Many of Tate’s colleagues and disciples paid tribute to him. “What a hero he’s been,” critic Nate Chinen wrote on Twitter. “A fiercely original critical voice, a deep musician, an encouraging big brother to so many of us.”
“Heartbreaking,” Gary Giddins, a longtime colleague of Tate’s at the Voice, told JazzTimes. “Greg burst on the scene at the Voice with so much energy and originality, as a writer and as a musical leader and organizer, that his star power was impossible to miss. … In those days, everything he wrote was important, and it still is.”
Tate’s own take on his importance—if indeed he would have called it that—involved holding himself at bay. In “Cult-Nats Meet Freaky-Deke,” he noted a perceived void of effective intellectual leadership within the Black community, but added, “If you think I’m going to try to fill it, you got another think coming. I’m bold but I ain’t that bad.”
Gregory Stephen Tate was born October 14, 1957 in Dayton, Ohio to Charles E. and Florence (née Grinner) Tate, both civil-rights and political activists who founded the Dayton Alliance for Racial Equality (DARE). In 1971, the family moved to Washington, D.C., where Tate’s father founded the Booker T. Washington Institute and his mother worked as director of communications for the National Urban Coalition—and later for both D.C. mayor Marion Barry and Jesse Jackson.
As a teenager in D.C., Tate began his musical studies, learning the guitar; however, it was reading Rolling Stone magazine and the work of Amiri Baraka that most stimulated his interest in music. He would work to follow in those footsteps, studying journalism (as well as film) at Howard University, graduating in 1980.
Tate moved to New York in 1982, and as soon as he arrived he connected (at the behest of his friend, journalist and playwright Thulani Davis) with Village Voice music editor Robert Christgau. He was soon an active freelancer on jazz and other African-American music.
In that capacity, Tate became close to Vernon Reid, a fellow guitarist who had worked with drummer Ronald Shannon Jackson and founded the hard-rock band Living Colour in 1984. The following year, Tate, Reid, and rock manager Konda Mason came together to create the Black Rock Coalition (BRC) under the credo “Rock ’n’ roll is Black music, and we are its heirs.” Among their initiatives were performing and recording opportunities, educational programming, and the collective Black Rock Orchestra.
In 1987, the year after publishing his “Cult-Nats Meet Freaky-Deke,” the Voice hired Tate as a full-time staff writer, where he became a seminal recorder of the hip-hop music scene that had originated in New York and was exploding across the United States.
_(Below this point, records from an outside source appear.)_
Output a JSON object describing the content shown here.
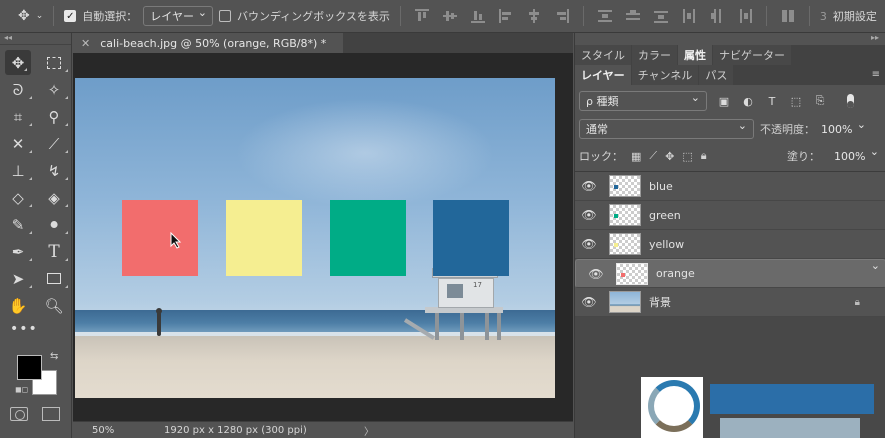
{
  "options_bar": {
    "auto_select_label": "自動選択：",
    "auto_select_target": "レイヤー",
    "show_transform_label": "バウンディングボックスを表示",
    "preset": "初期設定",
    "preset_prefix": "3"
  },
  "document": {
    "tab_title": "cali-beach.jpg @ 50% (orange, RGB/8*) *",
    "swatches": [
      {
        "name": "red",
        "color": "#f26d6d"
      },
      {
        "name": "yellow",
        "color": "#f5ee91"
      },
      {
        "name": "green",
        "color": "#00ac86"
      },
      {
        "name": "blue",
        "color": "#22679a"
      }
    ],
    "tower_sign": "17"
  },
  "status": {
    "zoom": "50%",
    "dimensions": "1920 px x 1280 px (300 ppi)",
    "more": "〉"
  },
  "panel": {
    "top_tabs": [
      "スタイル",
      "カラー",
      "属性",
      "ナビゲーター"
    ],
    "top_active": 2,
    "layer_tabs": [
      "レイヤー",
      "チャンネル",
      "パス"
    ],
    "layer_active": 0,
    "filter_kind": "ρ 種類",
    "blend_mode": "通常",
    "opacity_label": "不透明度：",
    "opacity_value": "100%",
    "lock_label": "ロック：",
    "fill_label": "塗り：",
    "fill_value": "100%",
    "layers": [
      {
        "name": "blue",
        "color": "#22679a",
        "selected": false
      },
      {
        "name": "green",
        "color": "#00ac86",
        "selected": false
      },
      {
        "name": "yellow",
        "color": "#f5ee91",
        "selected": false
      },
      {
        "name": "orange",
        "color": "#f26d6d",
        "selected": true
      },
      {
        "name": "背景",
        "color": "",
        "selected": false,
        "locked": true
      }
    ]
  },
  "colors": {
    "foreground": "#000000",
    "background": "#ffffff"
  }
}
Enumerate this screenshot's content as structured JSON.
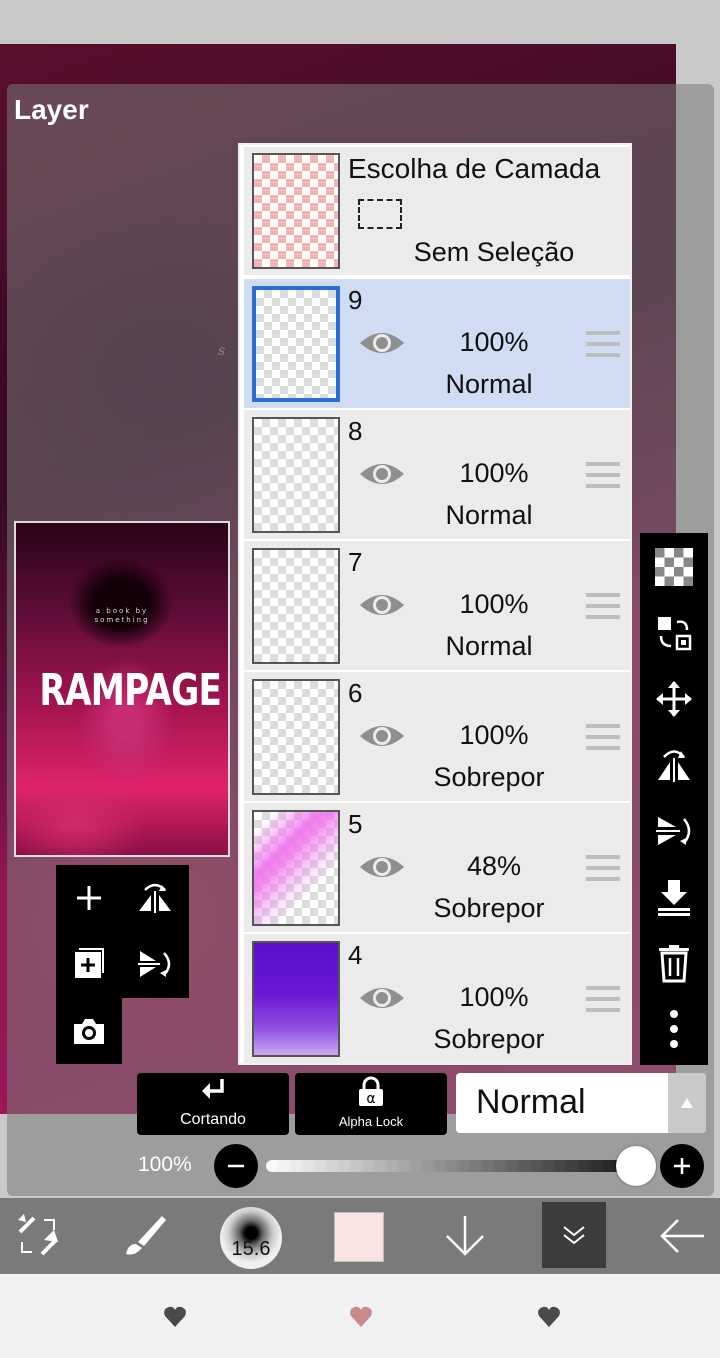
{
  "panel": {
    "title": "Layer"
  },
  "canvas": {
    "mark": "s"
  },
  "preview": {
    "small_line_1": "a book by",
    "small_line_2": "something",
    "title": "RAMPAGE"
  },
  "selection_layer": {
    "title": "Escolha de Camada",
    "status": "Sem Seleção"
  },
  "layers": [
    {
      "number": "9",
      "opacity": "100%",
      "mode": "Normal",
      "selected": true,
      "thumb": "empty"
    },
    {
      "number": "8",
      "opacity": "100%",
      "mode": "Normal",
      "selected": false,
      "thumb": "text"
    },
    {
      "number": "7",
      "opacity": "100%",
      "mode": "Normal",
      "selected": false,
      "thumb": "empty"
    },
    {
      "number": "6",
      "opacity": "100%",
      "mode": "Sobrepor",
      "selected": false,
      "thumb": "empty"
    },
    {
      "number": "5",
      "opacity": "48%",
      "mode": "Sobrepor",
      "selected": false,
      "thumb": "pink-gradient"
    },
    {
      "number": "4",
      "opacity": "100%",
      "mode": "Sobrepor",
      "selected": false,
      "thumb": "purple-gradient"
    }
  ],
  "controls": {
    "clipping_label": "Cortando",
    "alpha_lock_label": "Alpha Lock",
    "blend_mode": "Normal",
    "opacity_label": "100%",
    "opacity_value": 1.0
  },
  "toolbar": {
    "brush_size": "15.6",
    "color": "#f9e3e3"
  },
  "colors": {
    "selected_row": "#cfdcf1",
    "row": "#ebebeb",
    "selection_border": "#2a6fd6",
    "heart_dark": "#4a4a4a",
    "heart_pink": "#c98a8a"
  }
}
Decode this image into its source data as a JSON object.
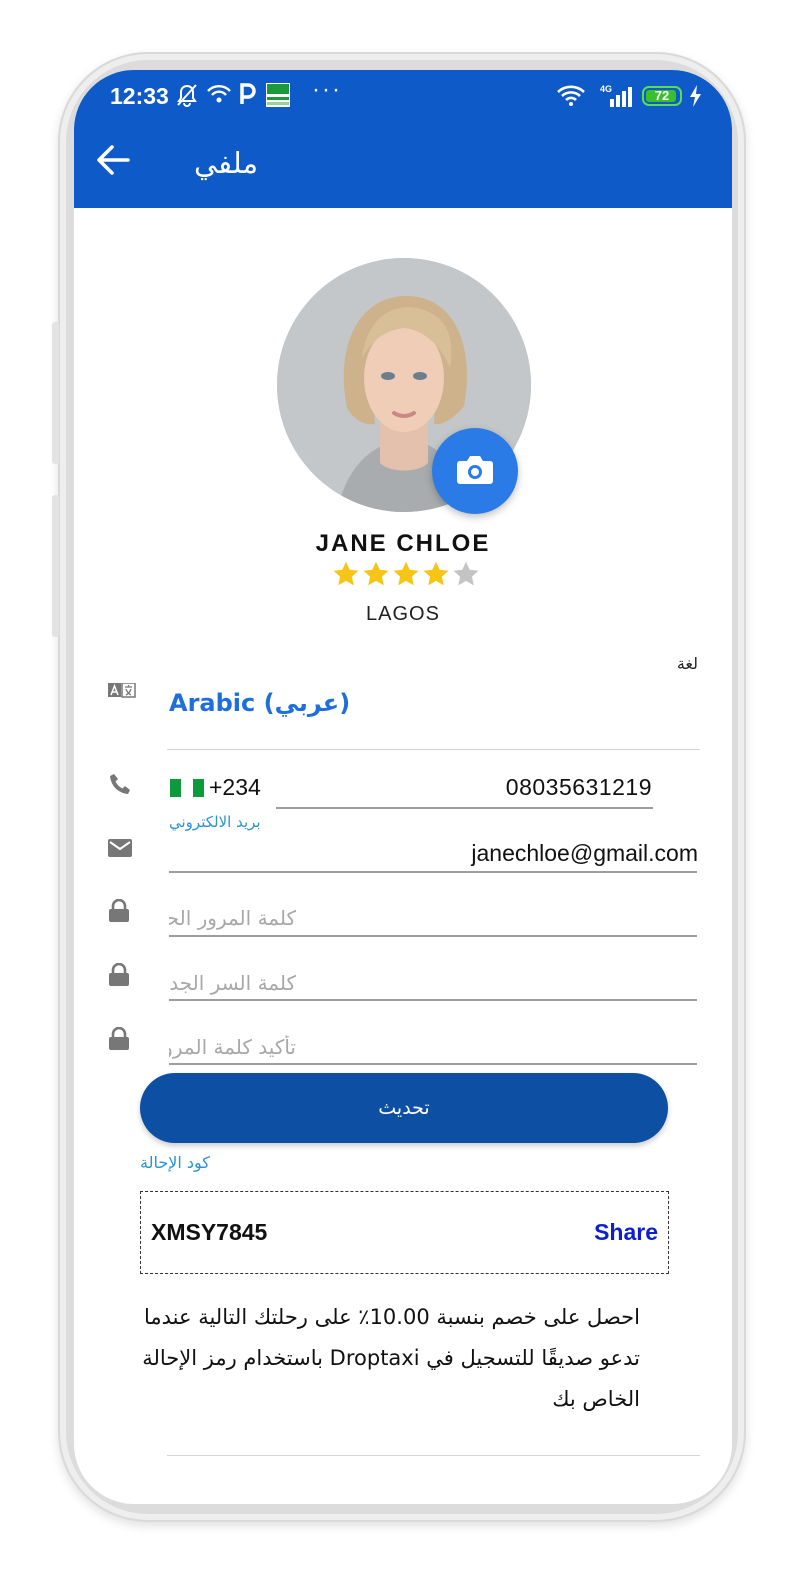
{
  "status_bar": {
    "time": "12:33",
    "icons": [
      "bell-off-icon",
      "wifi-call-icon",
      "parking-icon",
      "app-badge-icon",
      "more-dots-icon",
      "wifi-icon",
      "signal-4g-icon",
      "battery-icon",
      "charging-icon"
    ],
    "more": "···",
    "network": "4G",
    "battery_level": "72"
  },
  "appbar": {
    "title": "ملفي",
    "background": "#0d5ac8"
  },
  "profile": {
    "name": "JANE CHLOE",
    "rating": 4,
    "rating_max": 5,
    "city": "LAGOS"
  },
  "language": {
    "label": "لغة",
    "value": "Arabic (عربي)"
  },
  "phone": {
    "country_code": "+234",
    "number": "08035631219"
  },
  "email": {
    "label": "بريد الالكتروني",
    "value": "janechloe@gmail.com"
  },
  "passwords": {
    "current_placeholder": "كلمة المرور الحالية",
    "new_placeholder": "كلمة السر الجديدة",
    "confirm_placeholder": "تأكيد كلمة المرور"
  },
  "update_button": "تحديث",
  "referral": {
    "label": "كود الإحالة",
    "code": "XMSY7845",
    "share": "Share",
    "description": "احصل على خصم بنسبة 10.00٪ على رحلتك التالية عندما تدعو صديقًا للتسجيل في Droptaxi باستخدام رمز الإحالة الخاص بك"
  },
  "colors": {
    "primary": "#0d5ac8",
    "button": "#0d4fa3",
    "accent_link": "#1e6fdc",
    "share": "#0b1fd0",
    "star": "#f5c518"
  }
}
He also remained a steadfast observer of jazz, writing some of the earliest pieces on Wynton and Branford Marsalis as well as celebrating the electric music of Miles Davis.
The Voice was Tate’s primary outlet—he later proudly called it “the recorder, messenger and proclamatory dictator of what culturally mattered in the province”—but his byline ultimately appeared in countless other music and music-adjacent publications, including JazzTimes.
He founded Burnt Sugar in 1999. He led it with the “conduction” style of guided improvisation developed by Butch Morris, and spearheaded the band through 16 albums and numerous personnel changes. Their final recording, Angels Over Oakanda, was released in September 2021.
In October 2020, Tate added curation to his résumé with the exhibition “Writing the Future: Basquiat and the Hip-Hop Generation” at Boston’s Museum of Fine Arts. The exhibition ran until July 2021.
Tate is survived by his daughter, Dr. Chinara Tate; a brother, Brian Tate; a sister, Geri Augusto (all of New York City); and several nieces and nephews.